   The treaty would have a “very chilling effect on democracy in action,” said Patrick Woodall, from the group Food and Water Watch, speaking recently on the Counterpoint Radio show on WPKN in Bridgeport. (http://www.btlonline.org/2015/seg/150410af-btl-woodall.html)  Woodall said regulations passed by local city councils or state legislatures dealing with say, hydraulic fracking or GMO labeling on foods, could be affected.

   “All these things are liable to be challenged by foreign companies for damages as barriers to trade,” Woodall said.

   The opponents are targeting both the TPP and companion legislation, called trade promotion authority, or “fast track.”  As the name implies, fast track would mandate that Congress vote on the trade treaty within 60-90 days.  Also, only limited debate could take place on the treaty as negotiated and no amendments would be allowed.

     A vote on fast track could come soon after Congress returns from their Easter recess on April 13.

     A number of Democrats in the House and some Republicans have come out against fast track. In Connecticut, where there are five members of the House --- all Democrats --- four of the five are opposing fast track. U.S. Rep. Jim Himes, of the 4th congressional district, however, is still sitting on the fence.

   Groups like Moveon.org are lobbying Himes to join his House colleagues and oppose the trade promotion authority, as well as the TPP, especially in the light of the newly-revealed provisions dealing with the power of foreign companies.

   Mary Levine, of Danbury, a coordinator for Moveon.org in Fairfield County, showed up at Himes’ office in Bridgeport recently to speak with Himes’ staff to urge the congressman to oppose the legislation. She and others have been there before.

   “Whenever we’ve spoken to him, he’s very gracious, and said he’d look into it,” she said. “Everytime we come, we give them more documents.”

   Levine said she thinks many of Himes' constituents feel positive about his work, and that he represents their interests.

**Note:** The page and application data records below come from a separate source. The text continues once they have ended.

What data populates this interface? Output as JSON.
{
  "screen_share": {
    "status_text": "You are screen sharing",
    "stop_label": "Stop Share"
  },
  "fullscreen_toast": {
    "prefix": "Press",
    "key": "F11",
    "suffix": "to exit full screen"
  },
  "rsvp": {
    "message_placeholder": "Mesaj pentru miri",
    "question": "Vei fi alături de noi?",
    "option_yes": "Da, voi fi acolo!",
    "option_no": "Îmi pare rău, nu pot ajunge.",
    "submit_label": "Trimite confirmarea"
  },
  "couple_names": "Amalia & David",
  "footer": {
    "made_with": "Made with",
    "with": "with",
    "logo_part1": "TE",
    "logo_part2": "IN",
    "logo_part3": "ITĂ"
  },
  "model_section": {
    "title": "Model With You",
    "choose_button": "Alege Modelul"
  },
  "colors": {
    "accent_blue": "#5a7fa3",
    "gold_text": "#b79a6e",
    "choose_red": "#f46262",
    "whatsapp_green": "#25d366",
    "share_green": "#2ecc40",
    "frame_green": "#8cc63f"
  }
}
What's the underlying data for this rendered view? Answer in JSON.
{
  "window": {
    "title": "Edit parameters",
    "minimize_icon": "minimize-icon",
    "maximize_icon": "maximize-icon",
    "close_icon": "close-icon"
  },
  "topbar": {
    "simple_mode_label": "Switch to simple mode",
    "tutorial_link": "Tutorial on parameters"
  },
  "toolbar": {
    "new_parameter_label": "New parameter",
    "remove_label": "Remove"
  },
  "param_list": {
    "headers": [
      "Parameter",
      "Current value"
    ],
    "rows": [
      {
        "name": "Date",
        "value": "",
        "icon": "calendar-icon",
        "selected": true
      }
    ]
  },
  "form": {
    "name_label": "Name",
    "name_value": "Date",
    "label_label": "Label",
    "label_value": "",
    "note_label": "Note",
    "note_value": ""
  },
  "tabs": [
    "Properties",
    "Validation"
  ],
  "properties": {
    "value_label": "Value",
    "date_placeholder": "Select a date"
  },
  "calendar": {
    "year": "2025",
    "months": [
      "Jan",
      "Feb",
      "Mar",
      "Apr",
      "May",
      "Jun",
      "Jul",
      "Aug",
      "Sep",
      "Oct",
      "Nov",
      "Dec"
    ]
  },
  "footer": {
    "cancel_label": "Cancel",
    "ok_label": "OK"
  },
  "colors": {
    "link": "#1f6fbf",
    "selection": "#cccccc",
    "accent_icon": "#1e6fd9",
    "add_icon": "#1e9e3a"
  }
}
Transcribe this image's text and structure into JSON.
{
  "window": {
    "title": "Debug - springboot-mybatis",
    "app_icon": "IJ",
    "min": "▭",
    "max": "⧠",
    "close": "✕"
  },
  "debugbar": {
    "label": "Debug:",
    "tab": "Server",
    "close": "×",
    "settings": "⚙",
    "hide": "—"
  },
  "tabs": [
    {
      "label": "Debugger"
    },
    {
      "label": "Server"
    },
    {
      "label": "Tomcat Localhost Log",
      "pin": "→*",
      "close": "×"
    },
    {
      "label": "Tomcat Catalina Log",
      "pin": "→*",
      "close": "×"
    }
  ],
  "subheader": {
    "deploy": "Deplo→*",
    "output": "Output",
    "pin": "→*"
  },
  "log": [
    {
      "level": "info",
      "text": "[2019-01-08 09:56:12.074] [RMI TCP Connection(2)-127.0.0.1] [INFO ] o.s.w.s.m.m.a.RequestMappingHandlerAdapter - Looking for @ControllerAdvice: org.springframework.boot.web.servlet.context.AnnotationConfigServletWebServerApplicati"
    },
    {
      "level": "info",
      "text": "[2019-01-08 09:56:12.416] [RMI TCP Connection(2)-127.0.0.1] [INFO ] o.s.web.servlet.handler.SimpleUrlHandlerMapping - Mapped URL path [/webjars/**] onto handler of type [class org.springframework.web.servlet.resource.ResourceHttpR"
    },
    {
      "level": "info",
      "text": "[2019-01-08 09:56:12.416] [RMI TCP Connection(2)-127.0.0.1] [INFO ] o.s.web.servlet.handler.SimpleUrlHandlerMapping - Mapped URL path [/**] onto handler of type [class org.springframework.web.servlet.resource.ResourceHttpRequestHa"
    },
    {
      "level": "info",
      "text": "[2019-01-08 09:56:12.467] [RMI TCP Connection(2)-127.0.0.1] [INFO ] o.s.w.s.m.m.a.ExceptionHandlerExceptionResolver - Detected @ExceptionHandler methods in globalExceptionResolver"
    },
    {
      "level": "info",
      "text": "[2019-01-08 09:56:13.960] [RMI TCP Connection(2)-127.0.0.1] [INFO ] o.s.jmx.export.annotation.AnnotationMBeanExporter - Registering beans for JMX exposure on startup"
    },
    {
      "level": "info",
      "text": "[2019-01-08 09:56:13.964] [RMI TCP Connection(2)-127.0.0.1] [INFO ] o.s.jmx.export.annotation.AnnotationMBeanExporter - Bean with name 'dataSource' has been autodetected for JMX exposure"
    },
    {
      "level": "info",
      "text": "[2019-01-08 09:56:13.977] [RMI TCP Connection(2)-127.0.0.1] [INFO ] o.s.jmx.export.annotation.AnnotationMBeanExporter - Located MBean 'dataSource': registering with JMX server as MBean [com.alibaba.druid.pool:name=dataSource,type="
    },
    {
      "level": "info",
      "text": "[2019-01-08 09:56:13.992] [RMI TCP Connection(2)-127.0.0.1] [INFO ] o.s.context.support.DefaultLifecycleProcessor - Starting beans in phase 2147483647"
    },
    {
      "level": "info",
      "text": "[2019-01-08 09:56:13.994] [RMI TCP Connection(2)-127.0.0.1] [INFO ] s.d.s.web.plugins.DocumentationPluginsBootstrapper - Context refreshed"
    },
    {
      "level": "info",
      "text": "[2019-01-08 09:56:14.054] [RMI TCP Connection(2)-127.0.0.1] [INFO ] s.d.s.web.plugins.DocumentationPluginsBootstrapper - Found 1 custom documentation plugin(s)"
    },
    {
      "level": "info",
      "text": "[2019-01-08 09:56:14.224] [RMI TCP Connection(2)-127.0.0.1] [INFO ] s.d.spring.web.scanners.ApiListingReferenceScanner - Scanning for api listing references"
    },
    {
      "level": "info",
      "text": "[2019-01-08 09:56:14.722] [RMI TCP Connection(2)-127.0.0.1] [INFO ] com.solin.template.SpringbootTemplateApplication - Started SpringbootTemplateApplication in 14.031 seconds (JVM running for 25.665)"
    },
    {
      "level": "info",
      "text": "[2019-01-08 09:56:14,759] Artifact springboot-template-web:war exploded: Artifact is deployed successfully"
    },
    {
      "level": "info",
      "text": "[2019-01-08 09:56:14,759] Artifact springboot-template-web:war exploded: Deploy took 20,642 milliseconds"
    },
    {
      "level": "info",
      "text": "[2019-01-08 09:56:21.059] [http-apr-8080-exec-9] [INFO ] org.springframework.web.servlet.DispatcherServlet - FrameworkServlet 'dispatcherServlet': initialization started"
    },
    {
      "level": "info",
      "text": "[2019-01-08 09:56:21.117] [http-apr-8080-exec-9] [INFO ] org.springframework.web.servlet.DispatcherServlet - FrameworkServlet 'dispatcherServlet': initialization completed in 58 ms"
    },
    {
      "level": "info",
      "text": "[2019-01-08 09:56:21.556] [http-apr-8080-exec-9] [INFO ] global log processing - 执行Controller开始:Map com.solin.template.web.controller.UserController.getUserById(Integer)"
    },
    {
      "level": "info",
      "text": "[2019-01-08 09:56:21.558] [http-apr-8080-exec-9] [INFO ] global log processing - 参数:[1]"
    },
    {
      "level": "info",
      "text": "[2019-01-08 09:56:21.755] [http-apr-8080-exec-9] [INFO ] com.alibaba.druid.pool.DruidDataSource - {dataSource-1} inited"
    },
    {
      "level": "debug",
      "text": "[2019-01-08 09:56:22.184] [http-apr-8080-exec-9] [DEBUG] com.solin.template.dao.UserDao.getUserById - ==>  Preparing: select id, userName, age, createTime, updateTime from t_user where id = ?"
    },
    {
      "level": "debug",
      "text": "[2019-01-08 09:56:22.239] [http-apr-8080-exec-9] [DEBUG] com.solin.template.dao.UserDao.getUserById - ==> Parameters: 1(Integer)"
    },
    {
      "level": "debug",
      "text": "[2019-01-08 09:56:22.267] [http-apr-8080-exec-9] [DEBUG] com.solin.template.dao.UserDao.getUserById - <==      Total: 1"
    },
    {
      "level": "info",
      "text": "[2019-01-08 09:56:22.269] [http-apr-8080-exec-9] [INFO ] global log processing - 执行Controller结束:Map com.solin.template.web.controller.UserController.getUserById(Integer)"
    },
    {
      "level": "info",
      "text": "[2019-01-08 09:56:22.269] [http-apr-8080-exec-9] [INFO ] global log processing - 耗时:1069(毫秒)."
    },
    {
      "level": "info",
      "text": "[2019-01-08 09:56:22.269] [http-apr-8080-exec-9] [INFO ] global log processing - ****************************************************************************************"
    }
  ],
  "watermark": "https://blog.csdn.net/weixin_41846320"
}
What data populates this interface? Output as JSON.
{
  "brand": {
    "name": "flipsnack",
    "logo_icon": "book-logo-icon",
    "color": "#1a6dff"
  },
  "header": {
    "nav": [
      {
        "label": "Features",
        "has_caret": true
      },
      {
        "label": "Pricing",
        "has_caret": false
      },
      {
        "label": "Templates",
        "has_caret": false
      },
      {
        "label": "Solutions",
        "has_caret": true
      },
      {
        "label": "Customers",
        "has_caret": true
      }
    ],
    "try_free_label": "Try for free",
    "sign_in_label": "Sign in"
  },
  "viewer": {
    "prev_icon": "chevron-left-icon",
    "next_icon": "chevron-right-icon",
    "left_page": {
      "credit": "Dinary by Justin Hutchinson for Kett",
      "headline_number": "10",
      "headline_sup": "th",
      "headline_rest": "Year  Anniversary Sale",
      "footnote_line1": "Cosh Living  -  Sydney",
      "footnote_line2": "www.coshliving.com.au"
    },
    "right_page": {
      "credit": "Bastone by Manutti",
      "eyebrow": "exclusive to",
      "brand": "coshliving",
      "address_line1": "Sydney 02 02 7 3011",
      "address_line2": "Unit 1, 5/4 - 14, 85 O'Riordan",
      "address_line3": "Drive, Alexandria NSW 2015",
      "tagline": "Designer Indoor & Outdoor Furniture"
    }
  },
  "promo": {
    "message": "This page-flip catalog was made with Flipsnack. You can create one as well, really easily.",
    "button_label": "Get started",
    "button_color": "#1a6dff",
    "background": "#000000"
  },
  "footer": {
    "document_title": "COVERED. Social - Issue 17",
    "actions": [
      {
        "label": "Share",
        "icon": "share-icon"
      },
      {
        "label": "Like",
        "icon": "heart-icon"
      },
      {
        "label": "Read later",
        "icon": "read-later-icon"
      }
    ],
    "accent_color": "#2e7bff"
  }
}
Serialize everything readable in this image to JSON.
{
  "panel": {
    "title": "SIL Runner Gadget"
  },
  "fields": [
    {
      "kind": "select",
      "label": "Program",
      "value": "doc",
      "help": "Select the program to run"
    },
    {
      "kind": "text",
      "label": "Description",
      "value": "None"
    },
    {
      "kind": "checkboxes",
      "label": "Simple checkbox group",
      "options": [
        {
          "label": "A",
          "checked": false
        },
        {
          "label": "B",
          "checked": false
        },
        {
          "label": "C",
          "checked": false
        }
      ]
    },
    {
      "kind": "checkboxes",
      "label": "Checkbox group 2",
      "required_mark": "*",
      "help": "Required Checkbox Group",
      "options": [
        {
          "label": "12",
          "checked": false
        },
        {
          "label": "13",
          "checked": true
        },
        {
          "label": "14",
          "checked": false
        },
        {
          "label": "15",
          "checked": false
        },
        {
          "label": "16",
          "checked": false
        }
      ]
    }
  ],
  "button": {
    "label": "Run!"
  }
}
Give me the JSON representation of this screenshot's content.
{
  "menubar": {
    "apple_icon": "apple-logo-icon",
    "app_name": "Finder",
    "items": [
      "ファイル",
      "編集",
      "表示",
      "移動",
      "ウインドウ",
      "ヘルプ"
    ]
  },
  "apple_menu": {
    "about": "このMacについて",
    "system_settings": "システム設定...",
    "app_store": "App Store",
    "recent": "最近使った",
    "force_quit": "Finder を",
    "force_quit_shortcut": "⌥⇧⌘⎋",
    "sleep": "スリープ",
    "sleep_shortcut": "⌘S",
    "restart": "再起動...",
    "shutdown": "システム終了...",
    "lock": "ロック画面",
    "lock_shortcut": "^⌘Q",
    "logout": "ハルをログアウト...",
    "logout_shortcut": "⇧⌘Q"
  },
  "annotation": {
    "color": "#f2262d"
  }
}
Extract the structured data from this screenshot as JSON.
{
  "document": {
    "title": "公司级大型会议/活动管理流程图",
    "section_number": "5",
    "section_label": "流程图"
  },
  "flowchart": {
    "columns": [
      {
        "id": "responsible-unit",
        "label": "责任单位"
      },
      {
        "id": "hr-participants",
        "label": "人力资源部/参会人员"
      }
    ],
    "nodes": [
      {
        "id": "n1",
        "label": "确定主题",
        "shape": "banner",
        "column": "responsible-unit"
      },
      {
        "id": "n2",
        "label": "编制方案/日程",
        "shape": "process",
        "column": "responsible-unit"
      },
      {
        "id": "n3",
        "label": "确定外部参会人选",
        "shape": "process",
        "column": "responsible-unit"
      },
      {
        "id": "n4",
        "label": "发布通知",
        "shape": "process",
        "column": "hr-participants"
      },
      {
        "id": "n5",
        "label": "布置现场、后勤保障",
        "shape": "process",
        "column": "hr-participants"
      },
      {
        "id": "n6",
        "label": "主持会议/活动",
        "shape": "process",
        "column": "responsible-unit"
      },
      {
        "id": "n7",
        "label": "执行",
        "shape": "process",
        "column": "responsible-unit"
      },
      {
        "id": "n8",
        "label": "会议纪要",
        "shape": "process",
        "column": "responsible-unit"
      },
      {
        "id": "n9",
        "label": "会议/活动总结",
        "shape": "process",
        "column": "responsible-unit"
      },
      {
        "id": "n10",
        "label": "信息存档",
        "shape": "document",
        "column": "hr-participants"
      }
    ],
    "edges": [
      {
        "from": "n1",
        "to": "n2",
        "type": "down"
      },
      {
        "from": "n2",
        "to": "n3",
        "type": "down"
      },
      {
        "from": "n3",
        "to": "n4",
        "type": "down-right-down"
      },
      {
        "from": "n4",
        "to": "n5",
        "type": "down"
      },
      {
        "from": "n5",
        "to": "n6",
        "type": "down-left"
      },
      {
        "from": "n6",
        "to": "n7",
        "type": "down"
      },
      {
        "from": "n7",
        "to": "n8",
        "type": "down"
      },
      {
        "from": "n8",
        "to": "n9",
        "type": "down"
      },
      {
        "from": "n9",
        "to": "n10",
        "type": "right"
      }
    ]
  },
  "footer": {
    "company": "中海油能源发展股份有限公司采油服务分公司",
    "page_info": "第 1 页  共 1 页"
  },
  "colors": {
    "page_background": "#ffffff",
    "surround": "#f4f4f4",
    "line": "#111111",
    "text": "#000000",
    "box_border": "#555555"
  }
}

   "We expect he will come around on this," she said.

   Himes said in a statement that “as a rule” he doesn’t take positions on legislation that he hasn’t read yet, and the fast track bill has still not been submitted.  “If and when a new Trade Promotion Authority bill is introduced, I will review it and see whether the labor and environmental negotiating objectives are worthy of my support and what level of input congress is afforded in considering trade agreements.”

  “Regarding TPP, I have begun to review the text, and I have emphasized to the Administration the need to raise labor, environmental and IP standards in other countries,” Himes said. “I will review the final text and see whether the deal will benefit American workers by expanding access to key markets and eliminating barriers, supporting job creation, our values and our standard of living.”

   Critics have charged that TPP will cause job losses, similar to a previous trade treaty, the North American Free Trade Agreement (NAFTA). Officials of the AFL-CIO, the federation of labor unions, contend that the elimination of trade barriers for imports, specifically tariffs, caused the loss of hundreds of thousands of jobs in the U.S., when manufacturing plants decided to relocate to Mexico, where labor rates are much lower.

  But the administration argues that TPP will boost U.S. exports and lower tariffs for American goods in the fast growing Asia-Pacific region, where the U.S. is facing strong competition from China.

  “Those who oppose these trade deals ironically are accepting a status quo that is more damaging to American workers,” President Obama said at a meeting of the Business Roundtable in December, according to a story in The Washington Post.

  Obama said people shouldn’t view the Trans-Pacific Partnership in the same way as NAFTA. The president said the TPP aims to boost workers’ rights and environmental standards in some Asian nations, the Post story said.

  “Don’t fight the last war,” Obama said.